Friday, February 22, 2013

Jesus & Economic Life (7) Giving

Jesus expected his followers to give to those in need, and to lend not expecting to be repaid.

And if you do good to those who are good to you, what credit is that to you? Even sinners do that. And if you lend to those from whom you expect repayment, what credit is that to you? Even sinners lend to sinners, expecting to be repaid in full. But love your enemies, do good to them, and lend to them without expecting to get anything back (Luke 6:33-34).
Bad people are quite happy to lend, if they know they will be repaid, especially if they can earn interest. Jesus expected his followers to be different. They must lend to the poor expecting nothing in return. This was not a new idea. This was the Torah principle of interest free loans to the poor.

This giving should not be done out of obligation. It should be motivated by the love of God.
Be merciful, just as your Father is merciful (Luke 6:35).
Those who love God will be merciful to be like him.

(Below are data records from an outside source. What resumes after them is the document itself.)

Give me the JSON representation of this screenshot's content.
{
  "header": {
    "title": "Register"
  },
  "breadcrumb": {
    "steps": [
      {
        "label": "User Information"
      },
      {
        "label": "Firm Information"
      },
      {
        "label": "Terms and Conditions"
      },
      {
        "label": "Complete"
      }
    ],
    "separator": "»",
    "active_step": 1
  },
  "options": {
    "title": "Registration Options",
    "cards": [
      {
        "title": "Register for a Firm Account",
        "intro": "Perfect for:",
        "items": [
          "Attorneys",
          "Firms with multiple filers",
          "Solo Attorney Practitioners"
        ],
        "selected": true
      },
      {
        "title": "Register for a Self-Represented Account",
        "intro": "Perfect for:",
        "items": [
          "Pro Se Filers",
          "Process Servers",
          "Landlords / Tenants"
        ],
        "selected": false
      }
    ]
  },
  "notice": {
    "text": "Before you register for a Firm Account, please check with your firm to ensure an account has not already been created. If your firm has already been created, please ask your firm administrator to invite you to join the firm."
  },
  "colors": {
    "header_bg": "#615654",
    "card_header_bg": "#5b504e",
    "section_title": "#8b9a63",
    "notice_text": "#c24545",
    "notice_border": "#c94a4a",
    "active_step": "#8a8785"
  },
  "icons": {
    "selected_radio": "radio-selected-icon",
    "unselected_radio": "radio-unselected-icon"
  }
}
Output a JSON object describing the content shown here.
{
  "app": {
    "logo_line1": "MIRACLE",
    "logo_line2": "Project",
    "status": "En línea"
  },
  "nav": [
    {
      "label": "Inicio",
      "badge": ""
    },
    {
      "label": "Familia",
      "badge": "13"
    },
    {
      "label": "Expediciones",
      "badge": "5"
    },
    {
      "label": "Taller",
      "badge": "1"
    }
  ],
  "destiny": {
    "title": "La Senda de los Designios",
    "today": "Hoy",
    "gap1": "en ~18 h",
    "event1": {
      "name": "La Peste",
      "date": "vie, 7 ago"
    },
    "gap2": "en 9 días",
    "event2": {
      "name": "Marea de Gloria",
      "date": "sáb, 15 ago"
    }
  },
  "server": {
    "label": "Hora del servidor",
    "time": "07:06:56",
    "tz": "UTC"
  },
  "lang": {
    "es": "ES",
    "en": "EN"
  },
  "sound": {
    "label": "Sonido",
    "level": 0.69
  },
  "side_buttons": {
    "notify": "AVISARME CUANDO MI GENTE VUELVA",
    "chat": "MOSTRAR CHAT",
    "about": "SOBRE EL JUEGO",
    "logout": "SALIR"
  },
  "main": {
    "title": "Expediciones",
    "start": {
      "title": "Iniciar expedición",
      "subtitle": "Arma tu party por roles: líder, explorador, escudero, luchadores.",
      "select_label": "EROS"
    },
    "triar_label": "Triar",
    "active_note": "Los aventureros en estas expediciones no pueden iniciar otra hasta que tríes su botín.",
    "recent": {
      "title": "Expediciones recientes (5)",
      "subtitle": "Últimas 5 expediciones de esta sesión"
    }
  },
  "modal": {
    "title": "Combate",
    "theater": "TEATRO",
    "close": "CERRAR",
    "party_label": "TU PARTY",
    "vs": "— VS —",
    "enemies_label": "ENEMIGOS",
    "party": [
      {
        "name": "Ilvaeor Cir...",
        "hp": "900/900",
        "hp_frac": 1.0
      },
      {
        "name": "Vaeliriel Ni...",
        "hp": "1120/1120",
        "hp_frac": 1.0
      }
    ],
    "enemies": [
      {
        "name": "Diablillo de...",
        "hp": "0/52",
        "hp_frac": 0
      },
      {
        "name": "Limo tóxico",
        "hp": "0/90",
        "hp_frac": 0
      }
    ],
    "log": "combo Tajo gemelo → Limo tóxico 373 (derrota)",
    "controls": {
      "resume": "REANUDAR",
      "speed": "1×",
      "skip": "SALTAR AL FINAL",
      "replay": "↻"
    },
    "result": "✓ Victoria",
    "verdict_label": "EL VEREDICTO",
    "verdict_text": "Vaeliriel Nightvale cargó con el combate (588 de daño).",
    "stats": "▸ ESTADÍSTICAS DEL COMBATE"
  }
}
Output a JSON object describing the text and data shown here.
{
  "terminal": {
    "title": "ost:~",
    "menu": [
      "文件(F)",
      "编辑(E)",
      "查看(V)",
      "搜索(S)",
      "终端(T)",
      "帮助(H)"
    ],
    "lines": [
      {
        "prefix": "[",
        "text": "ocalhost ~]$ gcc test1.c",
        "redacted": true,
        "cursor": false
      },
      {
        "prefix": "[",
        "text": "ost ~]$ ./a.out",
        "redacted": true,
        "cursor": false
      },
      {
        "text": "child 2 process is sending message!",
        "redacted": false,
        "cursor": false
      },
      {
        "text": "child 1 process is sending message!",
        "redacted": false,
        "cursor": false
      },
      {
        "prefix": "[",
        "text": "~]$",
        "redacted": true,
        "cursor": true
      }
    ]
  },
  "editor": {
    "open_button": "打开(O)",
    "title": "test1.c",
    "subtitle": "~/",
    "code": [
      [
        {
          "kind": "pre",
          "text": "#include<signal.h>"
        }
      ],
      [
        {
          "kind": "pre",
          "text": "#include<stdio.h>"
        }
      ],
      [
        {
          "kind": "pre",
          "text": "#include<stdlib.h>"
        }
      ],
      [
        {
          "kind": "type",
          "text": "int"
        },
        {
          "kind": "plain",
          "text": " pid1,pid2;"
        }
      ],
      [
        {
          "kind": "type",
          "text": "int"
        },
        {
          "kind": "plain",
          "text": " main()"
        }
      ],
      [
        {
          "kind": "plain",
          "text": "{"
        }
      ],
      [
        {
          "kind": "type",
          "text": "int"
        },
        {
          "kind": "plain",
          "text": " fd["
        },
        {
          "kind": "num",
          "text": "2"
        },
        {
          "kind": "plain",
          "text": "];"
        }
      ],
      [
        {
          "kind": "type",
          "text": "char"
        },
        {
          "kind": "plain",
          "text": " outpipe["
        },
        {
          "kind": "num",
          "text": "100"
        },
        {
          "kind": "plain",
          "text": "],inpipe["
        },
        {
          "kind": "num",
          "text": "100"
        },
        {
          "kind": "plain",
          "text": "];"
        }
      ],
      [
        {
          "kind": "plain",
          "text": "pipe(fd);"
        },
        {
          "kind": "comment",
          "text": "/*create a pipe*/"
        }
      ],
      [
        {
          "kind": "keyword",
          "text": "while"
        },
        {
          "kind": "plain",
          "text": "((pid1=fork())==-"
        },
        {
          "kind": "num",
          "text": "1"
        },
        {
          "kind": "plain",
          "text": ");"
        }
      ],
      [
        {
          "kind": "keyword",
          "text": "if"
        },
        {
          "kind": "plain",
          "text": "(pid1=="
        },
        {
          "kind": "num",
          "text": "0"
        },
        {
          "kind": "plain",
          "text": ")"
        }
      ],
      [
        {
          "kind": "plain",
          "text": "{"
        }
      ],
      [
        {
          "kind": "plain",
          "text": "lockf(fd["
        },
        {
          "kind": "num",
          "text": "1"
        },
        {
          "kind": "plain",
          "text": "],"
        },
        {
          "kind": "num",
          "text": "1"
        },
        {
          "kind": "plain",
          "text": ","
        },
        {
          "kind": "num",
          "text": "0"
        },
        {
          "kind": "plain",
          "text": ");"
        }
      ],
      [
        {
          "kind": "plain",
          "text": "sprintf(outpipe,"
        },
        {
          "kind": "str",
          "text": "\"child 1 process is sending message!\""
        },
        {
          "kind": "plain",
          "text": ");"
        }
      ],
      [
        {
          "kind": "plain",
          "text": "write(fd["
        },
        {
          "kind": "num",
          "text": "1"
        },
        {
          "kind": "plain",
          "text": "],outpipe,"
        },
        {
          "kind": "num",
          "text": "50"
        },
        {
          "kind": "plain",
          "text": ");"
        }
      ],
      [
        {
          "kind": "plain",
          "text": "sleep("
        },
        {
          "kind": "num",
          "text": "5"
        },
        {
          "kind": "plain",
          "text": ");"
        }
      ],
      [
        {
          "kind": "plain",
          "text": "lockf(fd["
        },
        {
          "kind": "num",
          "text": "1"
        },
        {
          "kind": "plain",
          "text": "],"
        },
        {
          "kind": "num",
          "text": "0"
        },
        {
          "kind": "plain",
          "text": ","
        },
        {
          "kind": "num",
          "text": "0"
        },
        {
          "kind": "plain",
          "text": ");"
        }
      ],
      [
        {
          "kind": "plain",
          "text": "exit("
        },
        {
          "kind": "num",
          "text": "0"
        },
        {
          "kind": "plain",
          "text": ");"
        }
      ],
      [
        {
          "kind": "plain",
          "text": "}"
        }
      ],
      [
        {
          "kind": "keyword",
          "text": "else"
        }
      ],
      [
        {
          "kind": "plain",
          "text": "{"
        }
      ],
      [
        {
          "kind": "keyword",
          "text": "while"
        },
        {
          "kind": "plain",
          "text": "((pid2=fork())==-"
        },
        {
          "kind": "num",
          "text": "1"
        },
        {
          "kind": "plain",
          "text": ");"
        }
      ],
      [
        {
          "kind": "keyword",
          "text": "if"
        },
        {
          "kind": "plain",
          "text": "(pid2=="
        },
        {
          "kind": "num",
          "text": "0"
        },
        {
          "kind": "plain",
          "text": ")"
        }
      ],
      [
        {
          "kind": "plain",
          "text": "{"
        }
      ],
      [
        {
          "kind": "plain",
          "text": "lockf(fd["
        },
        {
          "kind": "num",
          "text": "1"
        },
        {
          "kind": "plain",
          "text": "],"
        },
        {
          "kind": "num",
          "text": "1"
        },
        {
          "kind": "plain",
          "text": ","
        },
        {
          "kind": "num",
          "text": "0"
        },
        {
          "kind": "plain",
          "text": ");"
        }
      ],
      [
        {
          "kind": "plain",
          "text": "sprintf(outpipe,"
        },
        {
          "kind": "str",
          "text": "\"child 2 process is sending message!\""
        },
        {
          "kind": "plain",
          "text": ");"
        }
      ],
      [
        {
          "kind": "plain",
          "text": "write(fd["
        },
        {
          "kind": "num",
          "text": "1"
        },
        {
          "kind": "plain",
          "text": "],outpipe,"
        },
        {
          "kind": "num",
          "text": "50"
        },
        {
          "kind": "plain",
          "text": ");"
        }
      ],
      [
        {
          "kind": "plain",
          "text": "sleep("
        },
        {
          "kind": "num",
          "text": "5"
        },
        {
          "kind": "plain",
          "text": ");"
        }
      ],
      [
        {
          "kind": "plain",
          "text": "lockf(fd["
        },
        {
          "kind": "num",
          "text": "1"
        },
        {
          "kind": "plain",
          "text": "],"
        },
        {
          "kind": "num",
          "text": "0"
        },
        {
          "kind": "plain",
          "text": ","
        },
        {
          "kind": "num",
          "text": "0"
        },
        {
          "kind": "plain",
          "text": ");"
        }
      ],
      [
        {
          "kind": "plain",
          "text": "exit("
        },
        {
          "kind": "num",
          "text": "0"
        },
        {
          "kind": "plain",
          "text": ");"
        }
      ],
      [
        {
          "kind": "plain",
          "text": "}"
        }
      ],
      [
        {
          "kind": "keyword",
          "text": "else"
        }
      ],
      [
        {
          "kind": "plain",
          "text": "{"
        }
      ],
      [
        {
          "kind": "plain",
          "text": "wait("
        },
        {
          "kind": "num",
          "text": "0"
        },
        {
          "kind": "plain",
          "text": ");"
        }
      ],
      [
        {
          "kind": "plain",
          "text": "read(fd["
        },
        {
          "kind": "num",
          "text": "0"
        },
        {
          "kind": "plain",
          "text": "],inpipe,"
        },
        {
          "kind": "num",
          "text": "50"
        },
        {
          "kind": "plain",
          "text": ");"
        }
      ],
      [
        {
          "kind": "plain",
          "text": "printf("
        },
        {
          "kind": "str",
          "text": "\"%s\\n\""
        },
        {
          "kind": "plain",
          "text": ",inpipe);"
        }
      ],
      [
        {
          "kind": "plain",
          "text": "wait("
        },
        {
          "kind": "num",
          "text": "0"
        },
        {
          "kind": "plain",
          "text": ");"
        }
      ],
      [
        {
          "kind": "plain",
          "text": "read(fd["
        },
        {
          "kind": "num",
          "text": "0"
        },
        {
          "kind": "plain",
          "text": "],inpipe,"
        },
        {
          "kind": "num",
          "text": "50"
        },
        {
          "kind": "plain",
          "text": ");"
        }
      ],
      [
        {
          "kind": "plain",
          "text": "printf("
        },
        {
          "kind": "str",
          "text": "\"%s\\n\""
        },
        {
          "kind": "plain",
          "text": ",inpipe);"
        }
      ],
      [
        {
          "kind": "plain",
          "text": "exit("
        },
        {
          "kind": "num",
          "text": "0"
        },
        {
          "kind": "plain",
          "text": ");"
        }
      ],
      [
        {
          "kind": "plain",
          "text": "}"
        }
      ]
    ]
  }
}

Jesus challenged his followers to feed people who were hungry.
For I was hungry and you gave me something to eat, I was thirsty and you gave me something to drink, I was a stranger and you invited me in, I needed clothes and you clothed me, I was sick and you looked after me, I was in prison and you came to visit me (Matt 25:35-36).
Followers of Jesus are expected to provide their neighbours with food, just as Boaz provided Ruth and Naomi with food by allowing Ruth to glean on his land.

Giving to the poor made economic sense.
Do not store up for yourselves treasures on earth, where moths and vermin destroy, and where thieves break in and steal. But store up for yourselves treasures in heaven, where moths and vermin do not destroy, and where thieves do not break in and steal (Matt 6:19-21)
Storing up treasure was impossible in Galilee and Judea. If the moths and vermin did not destroy it, the soldiers and tax collectors. Maybe the moths and vermin were a cheeky reference to the Romans and their tax collectors.

No comments: